Google enlisting volunteers

Computers can quickly scan a document for certain words, but a two year old child can find objects in an image better than the most powerful computer. When searching for images on the internet you must rely on the image’s name or description. Google has therefore enlisted the help of humans to give appropriate labels to images on the internet. If you do an image search at Google you might notice the “Try Google Image Labeler” link. When you click on this link you are greeted with these instructions:

You’ll be randomly paired with a partner who’s online and using the feature. Over a 90-second period, you and your partner will be shown the same set of images and asked to provide as many labels as possible to describe each image you see. When your label matches your partner’s label, you’ll earn some points and move on to the next image until time runs out. After time expires, you can explore the images you’ve seen and the websites where those images were found. And we’ll show you the points you’ve earned throughout the session.

It’s actually quite fun.


Vova Galchenko in Time magazine

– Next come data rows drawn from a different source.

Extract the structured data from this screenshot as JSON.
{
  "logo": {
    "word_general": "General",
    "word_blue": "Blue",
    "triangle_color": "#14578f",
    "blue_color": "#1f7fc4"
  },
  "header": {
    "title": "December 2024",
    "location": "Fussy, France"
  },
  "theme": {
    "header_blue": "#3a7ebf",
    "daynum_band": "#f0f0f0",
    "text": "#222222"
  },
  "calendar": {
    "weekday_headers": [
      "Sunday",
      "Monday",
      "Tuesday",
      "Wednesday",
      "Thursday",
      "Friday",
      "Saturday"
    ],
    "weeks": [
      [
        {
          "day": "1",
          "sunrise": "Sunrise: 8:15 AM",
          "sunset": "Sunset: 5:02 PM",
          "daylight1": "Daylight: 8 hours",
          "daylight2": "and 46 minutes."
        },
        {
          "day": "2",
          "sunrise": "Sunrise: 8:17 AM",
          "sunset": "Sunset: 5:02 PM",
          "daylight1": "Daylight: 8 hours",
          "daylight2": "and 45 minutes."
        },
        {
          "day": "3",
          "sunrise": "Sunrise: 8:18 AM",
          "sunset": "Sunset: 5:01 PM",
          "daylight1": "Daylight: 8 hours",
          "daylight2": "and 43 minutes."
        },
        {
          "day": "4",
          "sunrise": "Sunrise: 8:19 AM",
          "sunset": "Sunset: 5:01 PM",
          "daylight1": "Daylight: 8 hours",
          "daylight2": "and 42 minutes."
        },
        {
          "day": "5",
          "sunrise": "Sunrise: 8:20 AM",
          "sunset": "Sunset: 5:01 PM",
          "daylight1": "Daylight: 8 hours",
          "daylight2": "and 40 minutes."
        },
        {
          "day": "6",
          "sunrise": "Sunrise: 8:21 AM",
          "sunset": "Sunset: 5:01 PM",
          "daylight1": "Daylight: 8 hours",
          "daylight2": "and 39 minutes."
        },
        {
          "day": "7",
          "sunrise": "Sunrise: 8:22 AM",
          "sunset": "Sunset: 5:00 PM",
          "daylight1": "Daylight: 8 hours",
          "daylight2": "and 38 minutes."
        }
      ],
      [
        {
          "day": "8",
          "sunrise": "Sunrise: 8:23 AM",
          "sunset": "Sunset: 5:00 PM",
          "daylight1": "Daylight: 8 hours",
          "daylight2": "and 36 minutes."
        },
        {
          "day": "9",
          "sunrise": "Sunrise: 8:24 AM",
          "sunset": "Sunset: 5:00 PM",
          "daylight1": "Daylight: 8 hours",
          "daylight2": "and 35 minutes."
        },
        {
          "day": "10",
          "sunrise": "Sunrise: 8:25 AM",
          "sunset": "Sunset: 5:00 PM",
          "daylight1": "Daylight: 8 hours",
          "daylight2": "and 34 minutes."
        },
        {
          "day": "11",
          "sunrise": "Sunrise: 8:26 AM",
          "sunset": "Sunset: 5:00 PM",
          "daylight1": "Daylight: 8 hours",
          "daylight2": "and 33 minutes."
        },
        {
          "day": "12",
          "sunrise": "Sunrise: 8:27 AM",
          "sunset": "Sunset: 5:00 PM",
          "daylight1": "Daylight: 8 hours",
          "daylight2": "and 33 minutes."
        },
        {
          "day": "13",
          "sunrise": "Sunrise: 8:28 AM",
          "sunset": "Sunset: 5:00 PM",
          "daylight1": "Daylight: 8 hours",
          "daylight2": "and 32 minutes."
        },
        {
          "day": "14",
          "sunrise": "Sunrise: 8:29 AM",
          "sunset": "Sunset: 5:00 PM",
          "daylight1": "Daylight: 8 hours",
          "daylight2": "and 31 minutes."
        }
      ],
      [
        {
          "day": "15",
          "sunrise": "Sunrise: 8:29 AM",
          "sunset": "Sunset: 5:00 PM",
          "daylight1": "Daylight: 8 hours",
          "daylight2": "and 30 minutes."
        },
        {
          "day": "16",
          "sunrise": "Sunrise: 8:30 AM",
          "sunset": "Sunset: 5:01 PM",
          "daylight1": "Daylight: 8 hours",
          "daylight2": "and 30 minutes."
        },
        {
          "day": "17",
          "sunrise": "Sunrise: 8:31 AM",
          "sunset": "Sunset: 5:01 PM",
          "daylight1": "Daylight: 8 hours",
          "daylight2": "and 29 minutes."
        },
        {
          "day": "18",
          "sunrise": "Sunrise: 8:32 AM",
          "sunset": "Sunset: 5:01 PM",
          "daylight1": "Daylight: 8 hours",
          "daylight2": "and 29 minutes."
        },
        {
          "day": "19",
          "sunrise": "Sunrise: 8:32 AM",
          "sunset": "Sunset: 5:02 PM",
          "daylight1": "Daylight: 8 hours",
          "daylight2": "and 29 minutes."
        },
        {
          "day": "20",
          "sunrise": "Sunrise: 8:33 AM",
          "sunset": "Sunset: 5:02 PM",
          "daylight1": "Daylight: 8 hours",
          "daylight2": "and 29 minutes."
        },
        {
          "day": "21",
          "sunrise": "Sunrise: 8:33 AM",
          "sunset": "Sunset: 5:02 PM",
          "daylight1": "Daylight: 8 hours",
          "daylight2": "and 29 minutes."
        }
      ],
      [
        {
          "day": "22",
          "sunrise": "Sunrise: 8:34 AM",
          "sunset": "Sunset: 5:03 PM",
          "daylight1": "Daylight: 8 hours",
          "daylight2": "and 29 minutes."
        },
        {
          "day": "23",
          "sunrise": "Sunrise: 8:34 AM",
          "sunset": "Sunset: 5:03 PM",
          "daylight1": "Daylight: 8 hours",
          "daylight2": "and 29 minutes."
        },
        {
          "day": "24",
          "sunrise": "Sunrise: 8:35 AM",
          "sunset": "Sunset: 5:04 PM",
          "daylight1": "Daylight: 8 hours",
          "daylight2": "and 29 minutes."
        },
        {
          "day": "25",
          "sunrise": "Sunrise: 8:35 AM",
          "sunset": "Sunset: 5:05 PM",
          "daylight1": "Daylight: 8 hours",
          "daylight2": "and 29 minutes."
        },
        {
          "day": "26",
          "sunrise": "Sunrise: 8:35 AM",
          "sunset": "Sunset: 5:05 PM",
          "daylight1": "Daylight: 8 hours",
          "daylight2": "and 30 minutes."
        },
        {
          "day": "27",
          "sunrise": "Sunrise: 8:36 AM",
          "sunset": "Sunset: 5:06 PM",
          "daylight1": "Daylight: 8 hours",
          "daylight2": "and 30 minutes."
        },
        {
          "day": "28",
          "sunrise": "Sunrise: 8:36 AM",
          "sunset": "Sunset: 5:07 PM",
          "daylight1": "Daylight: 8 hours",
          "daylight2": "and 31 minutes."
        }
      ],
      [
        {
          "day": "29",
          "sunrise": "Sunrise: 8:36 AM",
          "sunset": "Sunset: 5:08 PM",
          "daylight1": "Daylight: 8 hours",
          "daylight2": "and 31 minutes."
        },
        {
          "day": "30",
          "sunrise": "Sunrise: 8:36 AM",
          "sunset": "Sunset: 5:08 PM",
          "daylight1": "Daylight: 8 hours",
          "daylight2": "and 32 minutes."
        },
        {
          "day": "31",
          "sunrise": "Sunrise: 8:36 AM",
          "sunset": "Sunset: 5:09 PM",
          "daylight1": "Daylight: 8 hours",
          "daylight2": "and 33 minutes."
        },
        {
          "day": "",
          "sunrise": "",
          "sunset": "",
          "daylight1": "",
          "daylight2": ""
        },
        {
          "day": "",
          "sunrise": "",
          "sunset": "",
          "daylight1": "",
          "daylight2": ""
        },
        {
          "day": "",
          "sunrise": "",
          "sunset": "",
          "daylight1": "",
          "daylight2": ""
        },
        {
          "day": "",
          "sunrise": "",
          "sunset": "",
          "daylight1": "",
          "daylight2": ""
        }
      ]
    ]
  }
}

Jason Garfield is one of the most outspoken jugglers and has started a new trend in juggling, juggling as an athletic pursuit. He is also one of the best jugglers in the world. Vova Galchenko is one of a new generation of jugglers that has bought into Jason’s message and when he performs he sticks to purely difficult moves, complex combinations and high numbers of balls and clubs. There are other jugglers who see themselves as primarily entertainers first and jugglers second. They juggle in a way that may not be as physically demanding as “sport juggling”, but aims to be entertaining. There seems to be a rift growing between the two camps and Time magazine has an interesting article tackling this issue.